In particular, a nuclear weapons free Korean Peninsula must be realized in order to attain peace in Northeast Asia and beyond. Denuclearization is a prerequisite to paving a path toward genuine reconciliation and unification in the Korean Peninsula, which is the only remaining divided region in the world.
The Republic of Korea will take an active part in the concerted international efforts to dismantle the nuclear program of the Democratic People’s Republic of Korea (DPRK). We urge the DPRK to join in these efforts, and to return to the Six-Party Talks right away and without any preconditions.
The Joint Declaration on the Denuclearization of the Korean Peninsula of 1992 to which both Koreas committed themselves must be observed. On such a basis, the Republic of Korea will increase dialogue and exchanges with the DPRK, and strengthen cooperation with the international community for the development of the DPRK.
I have proposed that through the Six-Party Talks, the DPRK dismantles the core component of its nuclear weapons program, and at the same time we provide the DPRK with security assurances and international assistance. This is what we call a “grand bargain.” We are discussing this proposal with the related countries.
I want to make it clear that now is the time for the DPRK to make the decision, to achieve genuine peace on the Korean Peninsula and for its own sake as well.
The Role of the UN
We are confronted with diverse and complex challenges that can only be overcome through
international cooperation. In meeting the expectations of the international community, we hope that a renewed and strengthened United Nations will assume a greater role.
To this end, it is important for the UN to demonstrate efficient and effective management now more than ever. We hope that the UN reform initiatives in the various areas will yield concrete results.

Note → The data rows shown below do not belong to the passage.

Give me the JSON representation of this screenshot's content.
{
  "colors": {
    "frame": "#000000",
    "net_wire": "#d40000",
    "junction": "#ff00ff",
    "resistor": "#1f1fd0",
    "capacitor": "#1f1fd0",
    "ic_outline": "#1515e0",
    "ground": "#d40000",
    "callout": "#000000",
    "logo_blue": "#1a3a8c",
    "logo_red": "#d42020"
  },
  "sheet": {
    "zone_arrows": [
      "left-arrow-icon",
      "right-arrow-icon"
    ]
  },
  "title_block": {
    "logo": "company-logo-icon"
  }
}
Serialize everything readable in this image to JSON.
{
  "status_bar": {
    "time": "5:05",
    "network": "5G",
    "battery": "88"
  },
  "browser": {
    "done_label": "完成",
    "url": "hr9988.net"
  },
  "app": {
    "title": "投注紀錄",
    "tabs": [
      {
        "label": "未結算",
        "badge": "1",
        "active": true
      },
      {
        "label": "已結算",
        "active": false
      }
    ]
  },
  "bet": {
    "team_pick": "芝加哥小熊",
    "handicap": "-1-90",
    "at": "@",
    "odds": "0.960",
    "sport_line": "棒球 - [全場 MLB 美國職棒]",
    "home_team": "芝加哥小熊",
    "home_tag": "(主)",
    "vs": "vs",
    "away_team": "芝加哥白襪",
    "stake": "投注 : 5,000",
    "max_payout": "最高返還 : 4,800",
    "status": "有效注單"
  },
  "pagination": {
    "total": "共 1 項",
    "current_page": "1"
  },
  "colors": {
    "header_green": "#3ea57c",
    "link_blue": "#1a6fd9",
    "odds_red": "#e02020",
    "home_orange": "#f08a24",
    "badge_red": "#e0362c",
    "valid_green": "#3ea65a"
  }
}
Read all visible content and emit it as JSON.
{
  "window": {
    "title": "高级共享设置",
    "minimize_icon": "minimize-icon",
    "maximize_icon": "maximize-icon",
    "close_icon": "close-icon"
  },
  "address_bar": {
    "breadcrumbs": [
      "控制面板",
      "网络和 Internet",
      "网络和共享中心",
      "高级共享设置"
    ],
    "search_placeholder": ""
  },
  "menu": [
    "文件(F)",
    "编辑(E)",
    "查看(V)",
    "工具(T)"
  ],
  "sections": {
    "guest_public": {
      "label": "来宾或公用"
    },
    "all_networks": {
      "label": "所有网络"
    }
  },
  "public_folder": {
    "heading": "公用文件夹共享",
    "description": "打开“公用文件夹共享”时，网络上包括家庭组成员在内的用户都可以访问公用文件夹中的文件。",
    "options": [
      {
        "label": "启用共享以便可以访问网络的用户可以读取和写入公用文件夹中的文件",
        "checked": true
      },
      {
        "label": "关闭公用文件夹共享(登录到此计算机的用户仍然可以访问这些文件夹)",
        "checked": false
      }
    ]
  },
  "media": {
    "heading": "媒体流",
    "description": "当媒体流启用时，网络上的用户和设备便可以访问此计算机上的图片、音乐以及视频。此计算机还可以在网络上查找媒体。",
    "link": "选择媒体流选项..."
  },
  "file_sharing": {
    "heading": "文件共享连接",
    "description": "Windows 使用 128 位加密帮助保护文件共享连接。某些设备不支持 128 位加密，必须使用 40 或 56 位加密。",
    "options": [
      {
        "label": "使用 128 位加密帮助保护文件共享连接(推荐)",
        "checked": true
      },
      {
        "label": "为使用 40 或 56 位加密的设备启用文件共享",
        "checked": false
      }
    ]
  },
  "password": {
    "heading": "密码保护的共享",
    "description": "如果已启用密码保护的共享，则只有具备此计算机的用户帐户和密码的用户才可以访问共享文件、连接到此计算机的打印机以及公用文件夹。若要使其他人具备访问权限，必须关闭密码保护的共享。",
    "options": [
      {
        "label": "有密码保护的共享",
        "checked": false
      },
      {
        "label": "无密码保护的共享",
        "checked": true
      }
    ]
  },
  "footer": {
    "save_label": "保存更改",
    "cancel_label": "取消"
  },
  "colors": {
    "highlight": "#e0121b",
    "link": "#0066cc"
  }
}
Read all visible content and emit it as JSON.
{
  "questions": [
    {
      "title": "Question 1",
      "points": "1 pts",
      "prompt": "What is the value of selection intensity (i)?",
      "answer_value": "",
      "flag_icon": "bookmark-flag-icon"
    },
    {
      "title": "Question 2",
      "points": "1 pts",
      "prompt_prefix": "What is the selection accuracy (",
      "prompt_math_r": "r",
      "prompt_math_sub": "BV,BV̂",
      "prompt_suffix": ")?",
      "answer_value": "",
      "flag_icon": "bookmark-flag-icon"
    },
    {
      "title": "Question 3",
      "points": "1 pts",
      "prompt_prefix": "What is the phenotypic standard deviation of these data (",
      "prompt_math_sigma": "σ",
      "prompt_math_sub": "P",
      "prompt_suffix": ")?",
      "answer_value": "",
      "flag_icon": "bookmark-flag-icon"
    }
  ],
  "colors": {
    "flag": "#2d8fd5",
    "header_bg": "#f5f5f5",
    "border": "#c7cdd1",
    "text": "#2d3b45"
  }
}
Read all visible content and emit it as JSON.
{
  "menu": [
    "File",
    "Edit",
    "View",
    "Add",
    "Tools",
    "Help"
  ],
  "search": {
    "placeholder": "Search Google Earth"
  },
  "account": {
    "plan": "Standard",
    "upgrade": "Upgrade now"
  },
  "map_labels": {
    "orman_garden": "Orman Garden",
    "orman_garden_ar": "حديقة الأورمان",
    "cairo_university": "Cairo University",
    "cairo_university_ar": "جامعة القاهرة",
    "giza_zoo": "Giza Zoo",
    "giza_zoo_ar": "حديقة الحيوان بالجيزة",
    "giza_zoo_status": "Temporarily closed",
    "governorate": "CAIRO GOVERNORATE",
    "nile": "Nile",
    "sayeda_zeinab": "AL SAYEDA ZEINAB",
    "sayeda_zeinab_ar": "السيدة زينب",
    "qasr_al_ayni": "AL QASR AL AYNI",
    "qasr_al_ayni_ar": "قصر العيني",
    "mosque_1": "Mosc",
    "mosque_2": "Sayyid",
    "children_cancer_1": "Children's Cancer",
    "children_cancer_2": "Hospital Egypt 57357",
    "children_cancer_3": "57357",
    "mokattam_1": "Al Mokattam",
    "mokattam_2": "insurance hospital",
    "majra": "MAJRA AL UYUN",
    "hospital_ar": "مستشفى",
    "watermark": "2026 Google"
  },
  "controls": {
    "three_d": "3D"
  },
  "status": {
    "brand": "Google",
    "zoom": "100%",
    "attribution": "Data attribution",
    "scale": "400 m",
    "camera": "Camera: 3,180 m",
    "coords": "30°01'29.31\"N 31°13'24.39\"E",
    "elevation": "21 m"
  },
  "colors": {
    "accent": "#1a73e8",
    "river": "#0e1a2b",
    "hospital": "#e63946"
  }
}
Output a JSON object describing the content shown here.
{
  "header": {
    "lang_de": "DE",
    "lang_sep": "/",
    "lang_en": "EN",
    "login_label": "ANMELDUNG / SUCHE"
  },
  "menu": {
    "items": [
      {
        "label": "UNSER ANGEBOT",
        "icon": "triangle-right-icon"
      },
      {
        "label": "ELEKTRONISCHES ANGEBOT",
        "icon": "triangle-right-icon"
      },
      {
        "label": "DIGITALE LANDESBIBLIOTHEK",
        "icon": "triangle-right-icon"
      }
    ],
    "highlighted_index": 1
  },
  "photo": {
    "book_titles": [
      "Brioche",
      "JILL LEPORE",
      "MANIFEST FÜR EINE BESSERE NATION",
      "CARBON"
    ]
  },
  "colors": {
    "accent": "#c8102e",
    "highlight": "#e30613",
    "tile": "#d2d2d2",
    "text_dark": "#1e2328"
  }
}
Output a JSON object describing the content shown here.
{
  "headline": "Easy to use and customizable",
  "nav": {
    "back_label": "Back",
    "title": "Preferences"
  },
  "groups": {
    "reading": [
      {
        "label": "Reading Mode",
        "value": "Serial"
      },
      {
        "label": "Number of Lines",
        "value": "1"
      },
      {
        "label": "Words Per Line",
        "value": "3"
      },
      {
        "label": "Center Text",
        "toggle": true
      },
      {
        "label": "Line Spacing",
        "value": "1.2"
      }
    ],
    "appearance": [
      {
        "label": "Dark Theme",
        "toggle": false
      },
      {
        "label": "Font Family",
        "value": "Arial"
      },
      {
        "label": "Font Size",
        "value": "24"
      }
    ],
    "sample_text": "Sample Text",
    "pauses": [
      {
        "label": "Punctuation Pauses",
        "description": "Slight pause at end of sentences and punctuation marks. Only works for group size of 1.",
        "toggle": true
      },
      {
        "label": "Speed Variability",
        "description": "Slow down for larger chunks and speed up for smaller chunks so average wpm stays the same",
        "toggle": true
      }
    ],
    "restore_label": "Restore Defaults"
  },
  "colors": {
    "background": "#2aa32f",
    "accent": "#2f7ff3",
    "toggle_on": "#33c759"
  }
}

As a responsible Member State of the UN, Korea will continue to render its close cooperation, so that the UN can play a leading role in bringing about progress to all of humanity and the international community at large.
Korea seeks to be a friend to the world, one that is considerate of others and contributes to the global society.